What’s interesting is that in the Diagnostic and Statistic Manual of Mental Disorders, which was published by the American Psychiatric Association, stimming is listed as one of the five main diagnostic criteria for autism spectrum disorder.

Most people are stimming in one way or another. So, is this condition always related to autism? Let’s find out!

Stimming is NOT always a sign that you’re autistic

Stimming is NOT always a sign that you’re suffering from autism. Young children, such as infants and toddlers, are often engaged in stimming behaviors. It could be part of their development phase. As they get older, those behaviors will usually disappear.

It’s also not a secret that, in some situations, stimming can become harmful. That’s when support professionals or parents must step in.

Many autistic people stim

A lot of people who suffer from autism also have stimming behaviors, which is one of the arguments for the misunderstanding that stimming might also be related to autism. In fact, autistic people stim because it helps them adapt to the situation and cope with it better, according to their reports. Sadly or not, stimming could be the only way for a person to regulate and keep all together.

Autism: the basics

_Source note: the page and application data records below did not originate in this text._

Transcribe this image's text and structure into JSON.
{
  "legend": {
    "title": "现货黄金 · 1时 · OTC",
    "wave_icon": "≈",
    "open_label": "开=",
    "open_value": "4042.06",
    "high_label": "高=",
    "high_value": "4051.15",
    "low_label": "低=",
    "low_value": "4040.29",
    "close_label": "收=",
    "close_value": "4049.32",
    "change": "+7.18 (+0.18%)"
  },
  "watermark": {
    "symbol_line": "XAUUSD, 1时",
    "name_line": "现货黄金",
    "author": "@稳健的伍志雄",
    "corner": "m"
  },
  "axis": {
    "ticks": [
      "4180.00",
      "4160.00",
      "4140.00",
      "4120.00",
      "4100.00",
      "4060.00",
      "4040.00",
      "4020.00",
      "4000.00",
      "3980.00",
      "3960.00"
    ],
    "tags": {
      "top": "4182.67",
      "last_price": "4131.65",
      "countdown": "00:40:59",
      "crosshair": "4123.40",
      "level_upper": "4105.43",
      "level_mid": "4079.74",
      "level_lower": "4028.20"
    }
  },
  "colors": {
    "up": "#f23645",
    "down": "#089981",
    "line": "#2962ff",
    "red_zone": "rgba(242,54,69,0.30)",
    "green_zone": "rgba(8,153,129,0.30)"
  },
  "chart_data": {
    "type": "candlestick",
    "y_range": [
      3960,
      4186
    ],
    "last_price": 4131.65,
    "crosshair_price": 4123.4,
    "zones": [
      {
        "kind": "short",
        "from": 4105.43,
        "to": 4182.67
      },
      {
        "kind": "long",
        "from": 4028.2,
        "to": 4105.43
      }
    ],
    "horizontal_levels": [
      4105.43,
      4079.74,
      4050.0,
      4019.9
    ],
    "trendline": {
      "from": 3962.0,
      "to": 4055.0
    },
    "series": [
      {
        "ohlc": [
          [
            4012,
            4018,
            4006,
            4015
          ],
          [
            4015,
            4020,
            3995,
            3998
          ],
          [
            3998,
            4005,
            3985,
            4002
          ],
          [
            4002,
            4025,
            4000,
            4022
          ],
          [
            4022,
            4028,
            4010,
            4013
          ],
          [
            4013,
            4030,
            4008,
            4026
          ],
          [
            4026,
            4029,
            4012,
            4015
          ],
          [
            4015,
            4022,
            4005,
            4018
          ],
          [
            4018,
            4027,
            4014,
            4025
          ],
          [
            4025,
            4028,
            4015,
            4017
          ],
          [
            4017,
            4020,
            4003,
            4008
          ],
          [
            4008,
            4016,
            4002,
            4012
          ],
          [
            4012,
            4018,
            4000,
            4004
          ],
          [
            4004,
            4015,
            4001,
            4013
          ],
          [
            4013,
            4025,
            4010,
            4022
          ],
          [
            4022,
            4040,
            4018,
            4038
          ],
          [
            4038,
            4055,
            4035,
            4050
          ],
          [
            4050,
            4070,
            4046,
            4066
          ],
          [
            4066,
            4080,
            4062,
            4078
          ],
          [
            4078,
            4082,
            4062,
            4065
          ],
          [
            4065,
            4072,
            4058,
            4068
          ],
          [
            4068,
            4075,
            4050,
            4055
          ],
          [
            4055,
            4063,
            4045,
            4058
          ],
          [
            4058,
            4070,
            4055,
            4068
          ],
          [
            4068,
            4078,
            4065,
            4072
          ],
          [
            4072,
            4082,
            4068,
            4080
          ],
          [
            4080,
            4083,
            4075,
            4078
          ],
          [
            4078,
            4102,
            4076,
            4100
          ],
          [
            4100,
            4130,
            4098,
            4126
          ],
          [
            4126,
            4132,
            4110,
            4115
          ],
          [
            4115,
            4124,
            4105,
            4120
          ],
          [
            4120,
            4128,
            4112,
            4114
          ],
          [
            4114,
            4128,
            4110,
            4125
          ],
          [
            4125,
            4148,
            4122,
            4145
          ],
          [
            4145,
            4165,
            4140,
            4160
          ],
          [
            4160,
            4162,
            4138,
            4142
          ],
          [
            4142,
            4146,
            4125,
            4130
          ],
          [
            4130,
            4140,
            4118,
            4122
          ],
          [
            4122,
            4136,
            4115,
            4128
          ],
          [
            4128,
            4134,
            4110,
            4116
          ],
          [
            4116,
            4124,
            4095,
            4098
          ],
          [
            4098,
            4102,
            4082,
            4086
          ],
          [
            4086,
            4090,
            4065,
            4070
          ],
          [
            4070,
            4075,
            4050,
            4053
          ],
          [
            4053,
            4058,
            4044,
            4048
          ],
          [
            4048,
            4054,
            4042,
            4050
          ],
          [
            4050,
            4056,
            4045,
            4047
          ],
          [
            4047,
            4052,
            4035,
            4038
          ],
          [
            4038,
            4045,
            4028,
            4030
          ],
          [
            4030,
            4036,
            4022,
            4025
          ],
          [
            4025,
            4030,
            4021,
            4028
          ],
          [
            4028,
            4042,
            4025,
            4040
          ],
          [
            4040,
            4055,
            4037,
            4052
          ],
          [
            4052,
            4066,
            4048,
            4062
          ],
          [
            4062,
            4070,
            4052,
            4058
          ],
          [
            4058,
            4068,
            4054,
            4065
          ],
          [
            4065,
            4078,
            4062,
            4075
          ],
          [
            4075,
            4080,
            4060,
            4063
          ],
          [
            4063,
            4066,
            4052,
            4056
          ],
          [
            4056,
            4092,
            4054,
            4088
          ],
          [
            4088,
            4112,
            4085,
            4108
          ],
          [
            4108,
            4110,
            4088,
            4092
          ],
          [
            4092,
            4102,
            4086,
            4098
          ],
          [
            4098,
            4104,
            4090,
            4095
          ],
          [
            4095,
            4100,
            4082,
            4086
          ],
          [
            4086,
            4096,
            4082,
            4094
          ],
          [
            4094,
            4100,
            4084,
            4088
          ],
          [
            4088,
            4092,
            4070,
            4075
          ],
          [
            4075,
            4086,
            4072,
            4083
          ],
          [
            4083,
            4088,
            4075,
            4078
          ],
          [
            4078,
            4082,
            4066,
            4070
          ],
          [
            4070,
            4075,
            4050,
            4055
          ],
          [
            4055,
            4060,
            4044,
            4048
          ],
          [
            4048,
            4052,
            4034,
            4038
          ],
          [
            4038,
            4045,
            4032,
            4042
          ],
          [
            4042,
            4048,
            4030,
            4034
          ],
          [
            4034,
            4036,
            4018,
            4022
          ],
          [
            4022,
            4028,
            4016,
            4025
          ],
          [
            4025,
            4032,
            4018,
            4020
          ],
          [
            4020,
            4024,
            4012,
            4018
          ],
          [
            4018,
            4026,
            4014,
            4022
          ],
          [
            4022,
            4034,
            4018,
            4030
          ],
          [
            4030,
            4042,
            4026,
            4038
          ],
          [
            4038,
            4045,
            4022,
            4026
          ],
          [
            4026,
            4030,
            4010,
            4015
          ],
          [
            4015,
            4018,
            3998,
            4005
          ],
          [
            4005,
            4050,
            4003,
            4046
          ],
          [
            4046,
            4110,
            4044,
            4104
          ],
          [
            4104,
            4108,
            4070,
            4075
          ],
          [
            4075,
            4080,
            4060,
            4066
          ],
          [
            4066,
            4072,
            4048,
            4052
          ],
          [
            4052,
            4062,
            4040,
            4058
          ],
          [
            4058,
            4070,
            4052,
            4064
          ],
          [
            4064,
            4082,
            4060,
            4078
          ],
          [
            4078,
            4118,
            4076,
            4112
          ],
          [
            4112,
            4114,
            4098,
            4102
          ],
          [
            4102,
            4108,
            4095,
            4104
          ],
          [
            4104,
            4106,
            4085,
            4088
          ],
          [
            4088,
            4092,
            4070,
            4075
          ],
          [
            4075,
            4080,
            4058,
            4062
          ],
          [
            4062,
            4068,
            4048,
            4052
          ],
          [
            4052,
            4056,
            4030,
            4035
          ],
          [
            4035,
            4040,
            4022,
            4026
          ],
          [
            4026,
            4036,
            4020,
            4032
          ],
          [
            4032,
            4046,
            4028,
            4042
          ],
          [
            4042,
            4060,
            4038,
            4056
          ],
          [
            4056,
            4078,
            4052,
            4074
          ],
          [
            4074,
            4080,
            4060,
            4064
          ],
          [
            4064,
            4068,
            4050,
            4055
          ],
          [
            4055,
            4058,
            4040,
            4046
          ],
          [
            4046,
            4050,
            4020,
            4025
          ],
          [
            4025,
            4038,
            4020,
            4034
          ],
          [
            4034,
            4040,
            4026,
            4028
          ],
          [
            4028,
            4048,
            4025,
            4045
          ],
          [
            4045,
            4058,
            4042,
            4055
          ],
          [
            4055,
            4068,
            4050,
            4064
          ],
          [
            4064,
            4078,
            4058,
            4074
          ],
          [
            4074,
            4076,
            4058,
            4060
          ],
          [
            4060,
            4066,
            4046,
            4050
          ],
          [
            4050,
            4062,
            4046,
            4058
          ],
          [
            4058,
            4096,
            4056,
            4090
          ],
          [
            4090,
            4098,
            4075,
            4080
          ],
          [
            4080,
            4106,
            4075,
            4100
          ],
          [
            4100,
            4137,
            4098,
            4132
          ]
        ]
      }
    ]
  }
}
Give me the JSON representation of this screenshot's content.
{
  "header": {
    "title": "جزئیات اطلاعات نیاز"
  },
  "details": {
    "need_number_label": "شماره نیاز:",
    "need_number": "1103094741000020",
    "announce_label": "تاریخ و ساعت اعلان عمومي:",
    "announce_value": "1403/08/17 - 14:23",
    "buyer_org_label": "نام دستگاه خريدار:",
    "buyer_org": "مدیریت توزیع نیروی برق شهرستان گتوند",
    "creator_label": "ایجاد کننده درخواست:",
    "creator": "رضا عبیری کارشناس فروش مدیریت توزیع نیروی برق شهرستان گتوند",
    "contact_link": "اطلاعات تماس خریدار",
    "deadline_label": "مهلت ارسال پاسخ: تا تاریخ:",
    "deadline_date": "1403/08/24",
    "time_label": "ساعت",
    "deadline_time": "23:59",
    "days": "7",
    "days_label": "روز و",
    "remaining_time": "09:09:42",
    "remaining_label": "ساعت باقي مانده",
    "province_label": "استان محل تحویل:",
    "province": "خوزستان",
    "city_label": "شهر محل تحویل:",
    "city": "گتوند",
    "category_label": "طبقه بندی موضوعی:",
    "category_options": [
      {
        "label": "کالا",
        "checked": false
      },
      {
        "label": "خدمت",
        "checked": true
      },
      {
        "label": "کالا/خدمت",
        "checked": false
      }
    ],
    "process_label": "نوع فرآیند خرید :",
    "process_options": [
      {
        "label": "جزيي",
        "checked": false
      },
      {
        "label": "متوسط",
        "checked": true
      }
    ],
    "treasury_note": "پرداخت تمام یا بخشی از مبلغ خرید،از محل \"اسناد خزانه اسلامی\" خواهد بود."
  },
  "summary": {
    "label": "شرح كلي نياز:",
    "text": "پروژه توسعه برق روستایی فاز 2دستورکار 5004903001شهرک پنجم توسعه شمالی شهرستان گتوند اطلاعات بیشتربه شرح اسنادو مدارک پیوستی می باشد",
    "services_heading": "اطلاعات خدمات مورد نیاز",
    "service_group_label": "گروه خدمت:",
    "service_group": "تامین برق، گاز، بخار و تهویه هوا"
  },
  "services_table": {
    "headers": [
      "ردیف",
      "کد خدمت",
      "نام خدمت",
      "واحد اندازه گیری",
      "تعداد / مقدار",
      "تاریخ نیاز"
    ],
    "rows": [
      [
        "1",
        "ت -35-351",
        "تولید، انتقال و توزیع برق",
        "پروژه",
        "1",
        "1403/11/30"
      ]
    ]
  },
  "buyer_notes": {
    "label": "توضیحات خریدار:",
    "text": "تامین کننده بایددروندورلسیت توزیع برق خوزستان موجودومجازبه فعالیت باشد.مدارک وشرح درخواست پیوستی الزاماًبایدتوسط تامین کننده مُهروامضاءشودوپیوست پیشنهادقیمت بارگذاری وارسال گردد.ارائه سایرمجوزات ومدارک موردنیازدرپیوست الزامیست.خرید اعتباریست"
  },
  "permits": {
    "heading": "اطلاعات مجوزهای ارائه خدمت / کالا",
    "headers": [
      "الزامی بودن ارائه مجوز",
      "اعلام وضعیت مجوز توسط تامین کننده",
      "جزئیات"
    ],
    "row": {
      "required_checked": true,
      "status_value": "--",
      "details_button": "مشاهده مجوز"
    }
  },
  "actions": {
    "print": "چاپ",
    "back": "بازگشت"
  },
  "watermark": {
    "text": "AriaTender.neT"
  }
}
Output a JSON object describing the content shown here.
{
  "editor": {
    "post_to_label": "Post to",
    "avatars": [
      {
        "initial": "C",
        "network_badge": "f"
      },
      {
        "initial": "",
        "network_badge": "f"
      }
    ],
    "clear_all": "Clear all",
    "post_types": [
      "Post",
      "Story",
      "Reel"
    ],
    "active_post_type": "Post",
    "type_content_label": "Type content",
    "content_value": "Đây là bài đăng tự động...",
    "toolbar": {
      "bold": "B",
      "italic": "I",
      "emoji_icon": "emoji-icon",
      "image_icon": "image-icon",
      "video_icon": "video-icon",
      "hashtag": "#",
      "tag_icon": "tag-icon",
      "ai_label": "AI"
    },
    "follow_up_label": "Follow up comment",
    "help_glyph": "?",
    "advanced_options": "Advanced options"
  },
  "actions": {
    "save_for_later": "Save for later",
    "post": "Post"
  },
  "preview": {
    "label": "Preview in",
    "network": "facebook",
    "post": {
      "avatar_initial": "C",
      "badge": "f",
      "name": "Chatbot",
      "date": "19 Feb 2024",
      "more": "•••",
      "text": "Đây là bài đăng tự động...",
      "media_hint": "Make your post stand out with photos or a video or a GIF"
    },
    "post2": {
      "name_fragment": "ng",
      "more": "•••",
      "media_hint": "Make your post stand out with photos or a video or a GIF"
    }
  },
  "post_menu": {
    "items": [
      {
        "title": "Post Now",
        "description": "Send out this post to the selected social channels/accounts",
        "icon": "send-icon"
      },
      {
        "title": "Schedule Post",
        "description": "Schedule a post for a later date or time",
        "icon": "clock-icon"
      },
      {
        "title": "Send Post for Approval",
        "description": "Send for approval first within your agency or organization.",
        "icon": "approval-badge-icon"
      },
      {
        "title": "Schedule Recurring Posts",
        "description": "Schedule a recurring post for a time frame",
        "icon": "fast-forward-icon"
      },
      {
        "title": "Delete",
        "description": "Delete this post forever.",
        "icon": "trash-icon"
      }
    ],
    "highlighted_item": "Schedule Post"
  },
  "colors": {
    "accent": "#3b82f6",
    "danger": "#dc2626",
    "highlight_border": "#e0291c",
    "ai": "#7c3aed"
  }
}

Autism is also known as Autism Spectrum Disorder (ASD), and it’s a neurodevelopmental disorder that has an impact on the patient’s social interactions, communication, as well as behavior. While the condition isn’t life-threatening, it can make a serious impact on the life and well-being of the individual.

Autism usually appears in early childhood and can last throughout a person’s lifetime.

The symptoms of autism can vary from person to person but usually fall into two big categories:

Social challenges

Those who suffer from autism often have trouble when it comes to communicating with others. They may even struggle to maintain eye contact, using nonverbal cues such as gestures, and engaging in usual back-and-forth conversations. These people might also have difficulties in developing and maintaining relationships.

Repetitive behaviors and loss of interest

People who suffer from autism may engage in repetitive behaviors like rocking, hand-flapping, or echolalia (repeating words or phrases).

Unfortunately, there is no known cure for autism. Instead, there are various interventions and therapies available that can help patients manage their symptoms and improve their lives.

It is possible for individuals who suffer from autism to reach their full potential. Education and support services can provide help for that matter. Special education programs can turn out to be essential to help autism patients.

Each person who has autism is unique, as we’re talking about a spectrum. If early diagnosis and intervention kick in, the outcomes for those with autism can significantly improve.

Let’s face it: a lot of us practice stimming behaviors. When we’re anxious, we’re tapping our foot. When we’re happy, we sing a song or whistle, especially if we’re alone in the house. It doesn’t automatically mean that we’re autistic, contrary to what some people might believe.


Tommy’s hobby has always been playing video games. He enjoys competing in video games tournaments and writing about his experience. It’s not a big surprise that he mostly covers the latest trends from the gaming industry.